Next, Hodgins finds particulates on dead Trent’s shirt that match the particulates on Brewster’s remains and the box they came in. So … those remains must have been at the McNamara estate at one time.
This is as far as The Avengers get during “The Ghost in the Killer” episode, however it appears some progress may have been made and Brennan has relaxed a little. If the serial Ghost Killer is, in fact, female, we may have gotten our first glimpse of her. She could be Donna, the McNamara’s gardener; Erika Stamp, the sailing competitor; or Stephanie McNamara, Trent’s sister, though none have them been interrogated as of yet.
The best scene of the episode is between Clark and Brennan when she confronts him about budgeting his time so the Ghost Killer gets ample attention. Clark’s heartbroken, yet professional confession about the end of his longterm romance is exquisitely portrayed by Byrd. Equally fantastic is Brennan’s response where she empathizes, extends an olive branch by giving him permission to call her by her first name (this is a first!) and admits that sometimes she goes a little crazy herself, and watch out, she says in an uncharacteristic moment of self-deprecation. Impressive.
Though Brennan says her experience of life is no different now that she’s married—the sun isn’t hotter, air isn’t fresher, food doesn’t taste better—her character is clearly going through a metamorphosis. The interaction with Clark is one illustration. Another is her final chat with Cam where she defers to Cam, agreeing to do things Cam’s way and even going so far as to call The Jeffersonian Cam’s lab. Get back! Did she just say that? Her tone and demeanor make her statements believable, and part of her willingness to loosen her stranglehold on her work is that she trusts Cam’s assessment that Clark is in awe of her and will do his absolute best not to disappoint her.

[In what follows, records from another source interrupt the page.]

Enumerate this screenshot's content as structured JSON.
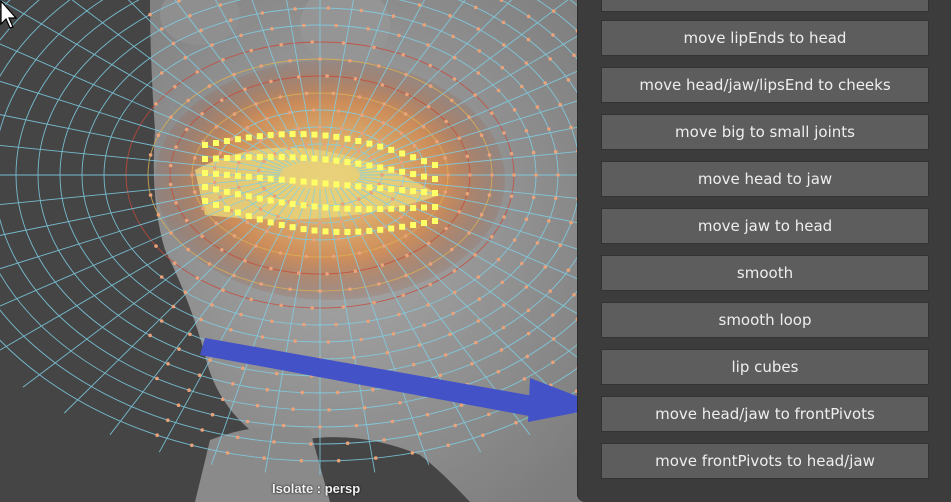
{
  "viewport": {
    "isolate_label": "Isolate : persp"
  },
  "panel": {
    "buttons": [
      {
        "label": ""
      },
      {
        "label": "move lipEnds to head"
      },
      {
        "label": "move head/jaw/lipsEnd to cheeks"
      },
      {
        "label": "move big to small joints"
      },
      {
        "label": "move head to jaw"
      },
      {
        "label": "move jaw to head"
      },
      {
        "label": "smooth"
      },
      {
        "label": "smooth loop"
      },
      {
        "label": "lip cubes"
      },
      {
        "label": "move head/jaw to frontPivots"
      },
      {
        "label": "move frontPivots to head/jaw"
      }
    ]
  },
  "colors": {
    "wire": "#7fd0e6",
    "vertex": "#e9a27a",
    "selected_vertex": "#ffff66",
    "arrow": "#4452c8",
    "button_bg": "#5d5d5d",
    "panel_bg": "#3c3c3c"
  },
  "icons": [
    "mouse-cursor-icon",
    "arrow-annotation-icon"
  ]
}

Are we seeing a shift in priorities for the world’s most renowned anthropologist? Maybe having that home, that baby, and that yummy husband waiting for her at home are much more alluring to her now. Is Dr. Temperance Brennan working toward a balance we’ve never seen in the past? It will be interesting to watch this unfold going forward.
So, what’s this hooey about these two subtle strategies for tightening the focus on the entire team?

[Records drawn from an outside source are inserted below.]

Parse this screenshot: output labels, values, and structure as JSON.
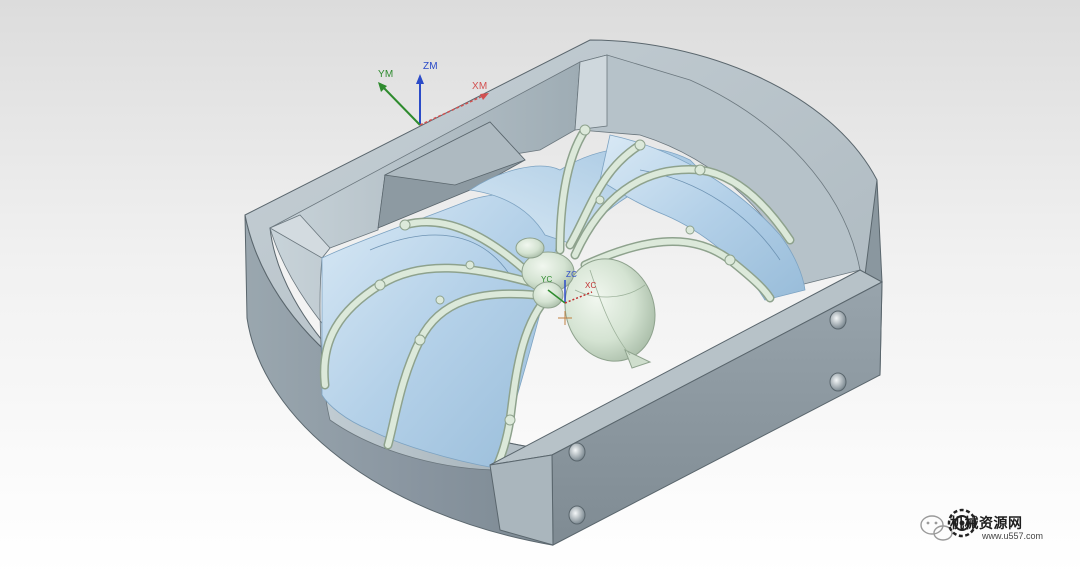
{
  "wcs_axes": {
    "y": "YM",
    "z": "ZM",
    "x": "XM"
  },
  "work_axes": {
    "y": "YC",
    "z": "ZC",
    "x": "XC"
  },
  "watermark": {
    "name": "机械资源网",
    "url": "www.u557.com"
  },
  "icons": [
    "wcs-triad-icon",
    "csys-marker-icon",
    "wechat-icon",
    "gear-logo-icon"
  ],
  "colors": {
    "background_top": "#dcdcdc",
    "background_bottom": "#ffffff",
    "mold_gray": "#a7b4bb",
    "cavity_blue": "#bcd8ee",
    "spider_green": "#d4e3d2",
    "axis_x": "#d25050",
    "axis_y": "#2e8b2e",
    "axis_z": "#2b4bc8"
  }
}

First, by introducing an anonymous, enigmatic adversary whose goal isn’t recognition and supremacy, challenge and inclusion—a killer without face or name or agenda—the focus rests on the brilliance of the team rather than the heinousness of the killer. It’s the Jeffersonian versus a great big puzzle with 1442 pieces. Cool, guys. And brilliant. There is no urgency to the matter and seemingly no manipulation of the players, at least not yet. This is someone who is sick, not attention seeking.
Secondly, those tertiary characters are being fleshed out in a way they haven’t been in the past. Without introducing extra on-screen characters from the squints’ lives, their stories are expeditiously revealed through intimate and well-executed scenes imbued compelling dialog and emotive non-verbal communication.
Adding to the coolness of this character development of the individual squints is the opportunity for discussion and observation between Brennan and Booth, further exploring and deepening their relationship while keeping them the true center of the show.
In “The Ghost in the Killer,” Eugene Byrd made us actually fall in love with Clark for the first time, and Emily Deschanel deepened our affection for Brennan.
Next in line for some individual attention is Squintern Wendell Bray (Michael Grant Terry) who suffers from a suspicious sports injury before joining the Jeffersonian’s case of the murdered country singer-song writer, portrayed by Country music guest star Charlie Worsham.
Catch Bones “Big in the Philippines” on Friday, January 17th at 8:00-9:00 pm ET/PT on FOX.